Write out every record below exactly, leaving the pictures out.

Page and application data records:
+---+

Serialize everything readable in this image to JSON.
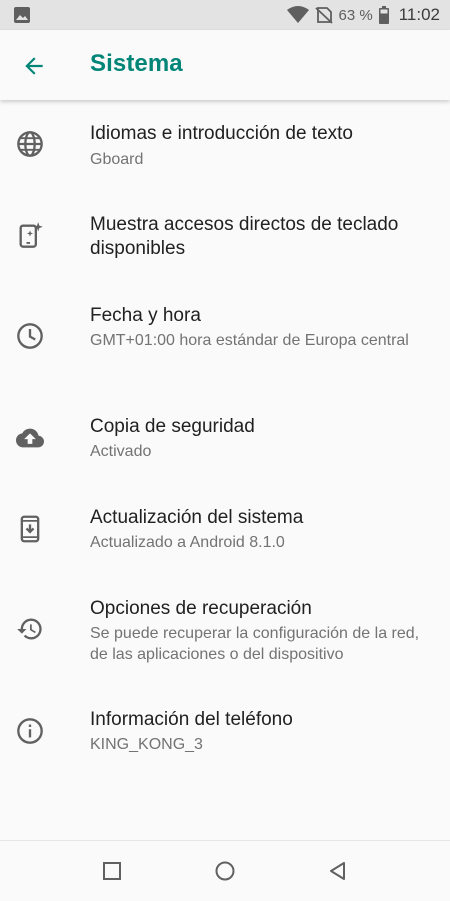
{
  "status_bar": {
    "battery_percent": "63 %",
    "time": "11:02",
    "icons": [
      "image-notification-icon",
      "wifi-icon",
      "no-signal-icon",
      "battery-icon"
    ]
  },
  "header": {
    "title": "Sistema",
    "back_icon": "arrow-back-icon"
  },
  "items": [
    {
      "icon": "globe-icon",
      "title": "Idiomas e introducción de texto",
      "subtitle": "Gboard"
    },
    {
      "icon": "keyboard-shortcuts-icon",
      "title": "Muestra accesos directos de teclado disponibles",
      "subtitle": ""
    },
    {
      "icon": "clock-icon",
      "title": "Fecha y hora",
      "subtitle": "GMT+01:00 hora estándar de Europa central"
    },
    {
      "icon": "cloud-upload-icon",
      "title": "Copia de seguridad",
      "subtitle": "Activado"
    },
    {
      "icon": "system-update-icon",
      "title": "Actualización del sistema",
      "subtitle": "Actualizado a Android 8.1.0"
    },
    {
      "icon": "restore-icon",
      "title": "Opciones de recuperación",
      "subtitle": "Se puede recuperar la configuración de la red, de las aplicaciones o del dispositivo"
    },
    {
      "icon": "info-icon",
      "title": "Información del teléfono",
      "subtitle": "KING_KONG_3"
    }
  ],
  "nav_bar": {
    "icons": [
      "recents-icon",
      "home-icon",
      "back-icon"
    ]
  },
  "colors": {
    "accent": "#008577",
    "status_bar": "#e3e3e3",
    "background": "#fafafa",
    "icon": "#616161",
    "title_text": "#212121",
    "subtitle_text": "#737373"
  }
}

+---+

YOUR RESPONSE:
Serialize everything readable in this image to JSON.
{
  "status_bar": {
    "battery_percent": "63 %",
    "time": "11:02",
    "icons": [
      "image-notification-icon",
      "wifi-icon",
      "no-signal-icon",
      "battery-icon"
    ]
  },
  "header": {
    "title": "Sistema",
    "back_icon": "arrow-back-icon"
  },
  "items": [
    {
      "icon": "globe-icon",
      "title": "Idiomas e introducción de texto",
      "subtitle": "Gboard"
    },
    {
      "icon": "keyboard-shortcuts-icon",
      "title": "Muestra accesos directos de teclado disponibles",
      "subtitle": ""
    },
    {
      "icon": "clock-icon",
      "title": "Fecha y hora",
      "subtitle": "GMT+01:00 hora estándar de Europa central"
    },
    {
      "icon": "cloud-upload-icon",
      "title": "Copia de seguridad",
      "subtitle": "Activado"
    },
    {
      "icon": "system-update-icon",
      "title": "Actualización del sistema",
      "subtitle": "Actualizado a Android 8.1.0"
    },
    {
      "icon": "restore-icon",
      "title": "Opciones de recuperación",
      "subtitle": "Se puede recuperar la configuración de la red, de las aplicaciones o del dispositivo"
    },
    {
      "icon": "info-icon",
      "title": "Información del teléfono",
      "subtitle": "KING_KONG_3"
    }
  ],
  "nav_bar": {
    "icons": [
      "recents-icon",
      "home-icon",
      "back-icon"
    ]
  },
  "colors": {
    "accent": "#008577",
    "status_bar": "#e3e3e3",
    "background": "#fafafa",
    "icon": "#616161",
    "title_text": "#212121",
    "subtitle_text": "#737373"
  }
}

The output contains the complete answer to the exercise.